Could you copy the records below exactly, leaving out any pictures they include?
————————
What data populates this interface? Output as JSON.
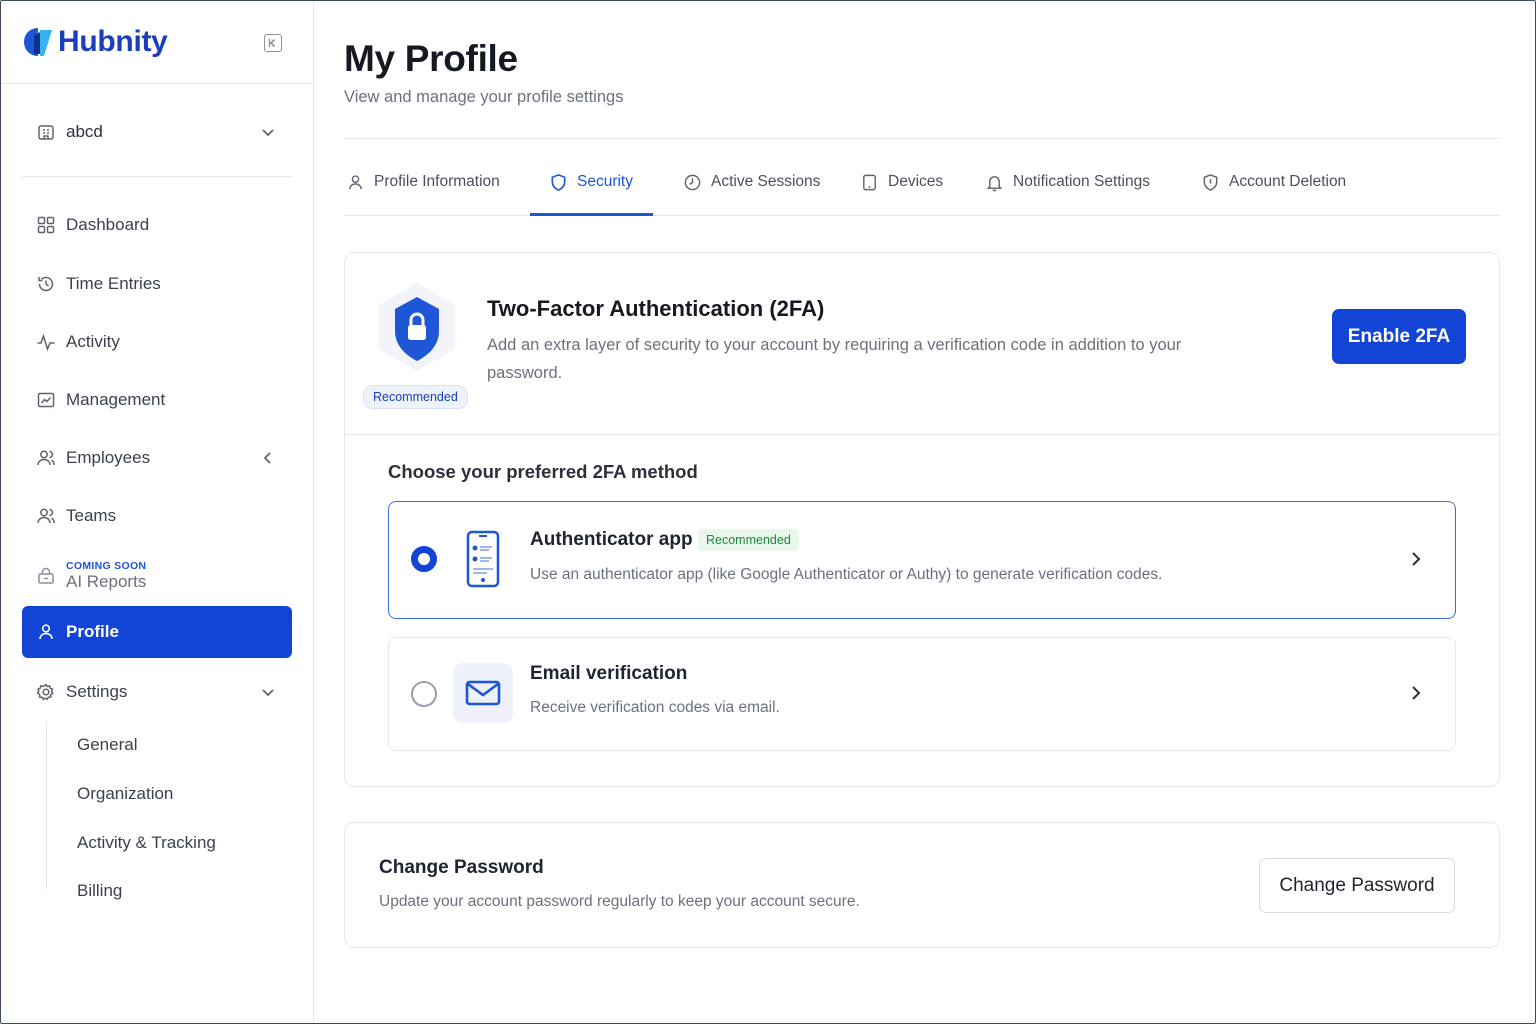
{
  "brand": {
    "name": "Hubnity",
    "color": "#1a3fb8"
  },
  "workspace": {
    "name": "abcd"
  },
  "sidebar": {
    "items": [
      {
        "label": "Dashboard",
        "icon": "grid-icon"
      },
      {
        "label": "Time Entries",
        "icon": "history-icon"
      },
      {
        "label": "Activity",
        "icon": "pulse-icon"
      },
      {
        "label": "Management",
        "icon": "chart-folder-icon"
      },
      {
        "label": "Employees",
        "icon": "users-icon"
      },
      {
        "label": "Teams",
        "icon": "team-icon"
      },
      {
        "label": "AI Reports",
        "badge": "COMING SOON",
        "icon": "lock-box-icon"
      },
      {
        "label": "Profile",
        "icon": "user-icon",
        "active": true
      },
      {
        "label": "Settings",
        "icon": "gear-icon"
      }
    ],
    "settings_sub": [
      "General",
      "Organization",
      "Activity & Tracking",
      "Billing"
    ]
  },
  "page": {
    "title": "My Profile",
    "subtitle": "View and manage your profile settings"
  },
  "tabs": [
    {
      "label": "Profile Information",
      "icon": "user-icon"
    },
    {
      "label": "Security",
      "icon": "shield-icon",
      "active": true
    },
    {
      "label": "Active Sessions",
      "icon": "clock-icon"
    },
    {
      "label": "Devices",
      "icon": "tablet-icon"
    },
    {
      "label": "Notification Settings",
      "icon": "bell-icon"
    },
    {
      "label": "Account Deletion",
      "icon": "shield-alert-icon"
    }
  ],
  "twofa": {
    "badge": "Recommended",
    "title": "Two-Factor Authentication (2FA)",
    "description": "Add an extra layer of security to your account by requiring a verification code in addition to your password.",
    "enable_label": "Enable 2FA",
    "choose_title": "Choose your preferred 2FA method",
    "methods": [
      {
        "title": "Authenticator app",
        "badge": "Recommended",
        "description": "Use an authenticator app (like Google Authenticator or Authy) to generate verification codes.",
        "selected": true
      },
      {
        "title": "Email verification",
        "description": "Receive verification codes via email.",
        "selected": false
      }
    ]
  },
  "password": {
    "title": "Change Password",
    "description": "Update your account password regularly to keep your account secure.",
    "button_label": "Change Password"
  },
  "colors": {
    "accent": "#1245d6",
    "success": "#1d8a3c"
  }
}
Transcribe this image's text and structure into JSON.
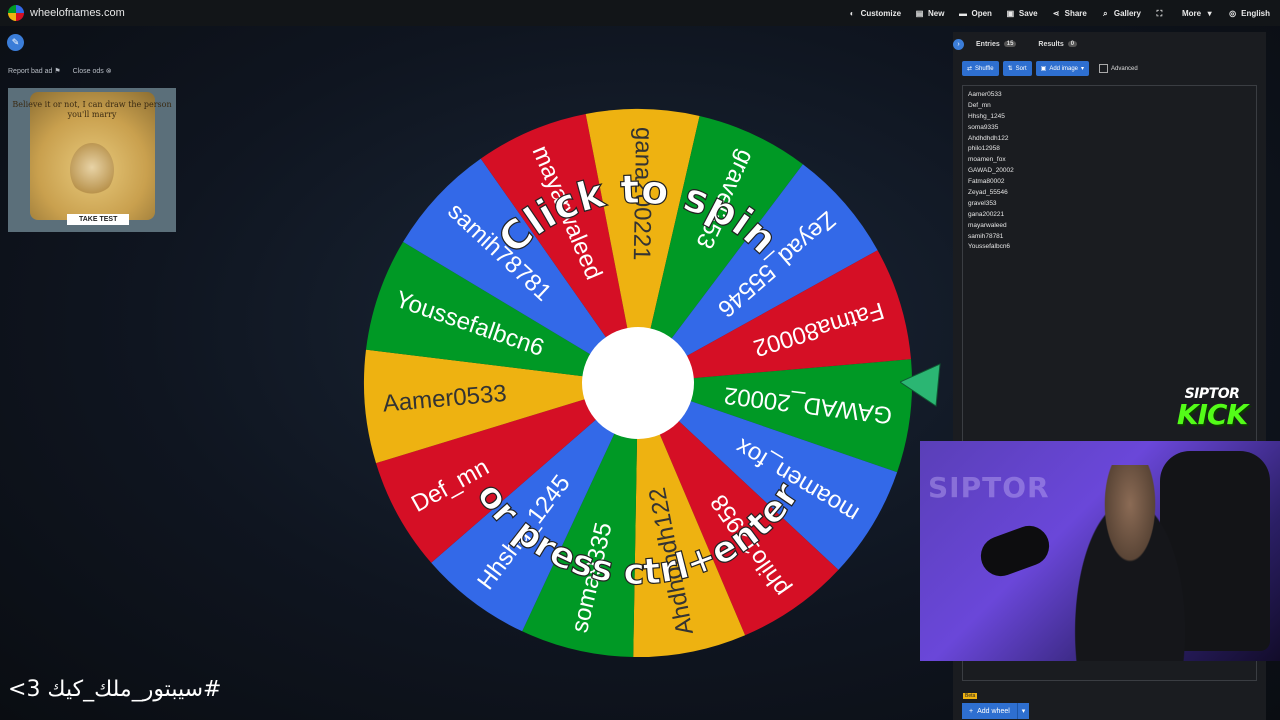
{
  "brand": {
    "name": "wheelofnames.com"
  },
  "menu": [
    {
      "label": "Customize",
      "icon": "palette-icon"
    },
    {
      "label": "New",
      "icon": "file-icon"
    },
    {
      "label": "Open",
      "icon": "folder-icon"
    },
    {
      "label": "Save",
      "icon": "save-icon"
    },
    {
      "label": "Share",
      "icon": "share-icon"
    },
    {
      "label": "Gallery",
      "icon": "search-icon"
    },
    {
      "label": "",
      "icon": "fullscreen-icon"
    },
    {
      "label": "More",
      "icon": "chevron-down-icon"
    },
    {
      "label": "English",
      "icon": "globe-icon"
    }
  ],
  "ads": {
    "report": "Report bad ad",
    "close": "Close ods",
    "banner_text": "Believe it or not, I can draw the person you'll marry",
    "banner_button": "TAKE TEST"
  },
  "wheel": {
    "overlay_top": "Click to spin",
    "overlay_bottom": "or press ctrl+enter",
    "colors": [
      "#009925",
      "#3369e8",
      "#d50f25",
      "#eeb211"
    ],
    "segments": [
      "GAWAD_20002",
      "moamen_fox",
      "philo12958",
      "Ahdhdhdh122",
      "soma9335",
      "Hhshg_1245",
      "Def_mn",
      "Aamer0533",
      "Youssefalbcn6",
      "samih78781",
      "mayarwaleed",
      "gana200221",
      "gravel353",
      "Zeyad_55546",
      "Fatma80002"
    ]
  },
  "panel": {
    "tabs": [
      {
        "label": "Entries",
        "count": "15"
      },
      {
        "label": "Results",
        "count": "0"
      }
    ],
    "tools": {
      "shuffle": "Shuffle",
      "sort": "Sort",
      "add_image": "Add image",
      "advanced": "Advanced"
    },
    "entries": [
      "Aamer0533",
      "Def_mn",
      "Hhshg_1245",
      "soma9335",
      "Ahdhdhdh122",
      "philo12958",
      "moamen_fox",
      "GAWAD_20002",
      "Fatma80002",
      "Zeyad_55546",
      "gravel353",
      "gana200221",
      "mayarwaleed",
      "samih78781",
      "Youssefalbcn6"
    ],
    "beta": "Beta",
    "add_wheel": "Add wheel"
  },
  "stream": {
    "logo_top": "SIPTOR",
    "logo_main": "KICK",
    "neon_sign": "SIPTOR",
    "caption": "#سيبتور_ملك_كيك 3>"
  }
}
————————
**Reply:**
What data populates this interface? Output as JSON.
{
  "brand": {
    "name": "Hubnity",
    "color": "#1a3fb8"
  },
  "workspace": {
    "name": "abcd"
  },
  "sidebar": {
    "items": [
      {
        "label": "Dashboard",
        "icon": "grid-icon"
      },
      {
        "label": "Time Entries",
        "icon": "history-icon"
      },
      {
        "label": "Activity",
        "icon": "pulse-icon"
      },
      {
        "label": "Management",
        "icon": "chart-folder-icon"
      },
      {
        "label": "Employees",
        "icon": "users-icon"
      },
      {
        "label": "Teams",
        "icon": "team-icon"
      },
      {
        "label": "AI Reports",
        "badge": "COMING SOON",
        "icon": "lock-box-icon"
      },
      {
        "label": "Profile",
        "icon": "user-icon",
        "active": true
      },
      {
        "label": "Settings",
        "icon": "gear-icon"
      }
    ],
    "settings_sub": [
      "General",
      "Organization",
      "Activity & Tracking",
      "Billing"
    ]
  },
  "page": {
    "title": "My Profile",
    "subtitle": "View and manage your profile settings"
  },
  "tabs": [
    {
      "label": "Profile Information",
      "icon": "user-icon"
    },
    {
      "label": "Security",
      "icon": "shield-icon",
      "active": true
    },
    {
      "label": "Active Sessions",
      "icon": "clock-icon"
    },
    {
      "label": "Devices",
      "icon": "tablet-icon"
    },
    {
      "label": "Notification Settings",
      "icon": "bell-icon"
    },
    {
      "label": "Account Deletion",
      "icon": "shield-alert-icon"
    }
  ],
  "twofa": {
    "badge": "Recommended",
    "title": "Two-Factor Authentication (2FA)",
    "description": "Add an extra layer of security to your account by requiring a verification code in addition to your password.",
    "enable_label": "Enable 2FA",
    "choose_title": "Choose your preferred 2FA method",
    "methods": [
      {
        "title": "Authenticator app",
        "badge": "Recommended",
        "description": "Use an authenticator app (like Google Authenticator or Authy) to generate verification codes.",
        "selected": true
      },
      {
        "title": "Email verification",
        "description": "Receive verification codes via email.",
        "selected": false
      }
    ]
  },
  "password": {
    "title": "Change Password",
    "description": "Update your account password regularly to keep your account secure.",
    "button_label": "Change Password"
  },
  "colors": {
    "accent": "#1245d6",
    "success": "#1d8a3c"
  }
}
Transcribe this image's text and structure into JSON.
{
  "brand": {
    "name": "wheelofnames.com"
  },
  "menu": [
    {
      "label": "Customize",
      "icon": "palette-icon"
    },
    {
      "label": "New",
      "icon": "file-icon"
    },
    {
      "label": "Open",
      "icon": "folder-icon"
    },
    {
      "label": "Save",
      "icon": "save-icon"
    },
    {
      "label": "Share",
      "icon": "share-icon"
    },
    {
      "label": "Gallery",
      "icon": "search-icon"
    },
    {
      "label": "",
      "icon": "fullscreen-icon"
    },
    {
      "label": "More",
      "icon": "chevron-down-icon"
    },
    {
      "label": "English",
      "icon": "globe-icon"
    }
  ],
  "ads": {
    "report": "Report bad ad",
    "close": "Close ods",
    "banner_text": "Believe it or not, I can draw the person you'll marry",
    "banner_button": "TAKE TEST"
  },
  "wheel": {
    "overlay_top": "Click to spin",
    "overlay_bottom": "or press ctrl+enter",
    "colors": [
      "#009925",
      "#3369e8",
      "#d50f25",
      "#eeb211"
    ],
    "segments": [
      "GAWAD_20002",
      "moamen_fox",
      "philo12958",
      "Ahdhdhdh122",
      "soma9335",
      "Hhshg_1245",
      "Def_mn",
      "Aamer0533",
      "Youssefalbcn6",
      "samih78781",
      "mayarwaleed",
      "gana200221",
      "gravel353",
      "Zeyad_55546",
      "Fatma80002"
    ]
  },
  "panel": {
    "tabs": [
      {
        "label": "Entries",
        "count": "15"
      },
      {
        "label": "Results",
        "count": "0"
      }
    ],
    "tools": {
      "shuffle": "Shuffle",
      "sort": "Sort",
      "add_image": "Add image",
      "advanced": "Advanced"
    },
    "entries": [
      "Aamer0533",
      "Def_mn",
      "Hhshg_1245",
      "soma9335",
      "Ahdhdhdh122",
      "philo12958",
      "moamen_fox",
      "GAWAD_20002",
      "Fatma80002",
      "Zeyad_55546",
      "gravel353",
      "gana200221",
      "mayarwaleed",
      "samih78781",
      "Youssefalbcn6"
    ],
    "beta": "Beta",
    "add_wheel": "Add wheel"
  },
  "stream": {
    "logo_top": "SIPTOR",
    "logo_main": "KICK",
    "neon_sign": "SIPTOR",
    "caption": "#سيبتور_ملك_كيك 3>"
  }
}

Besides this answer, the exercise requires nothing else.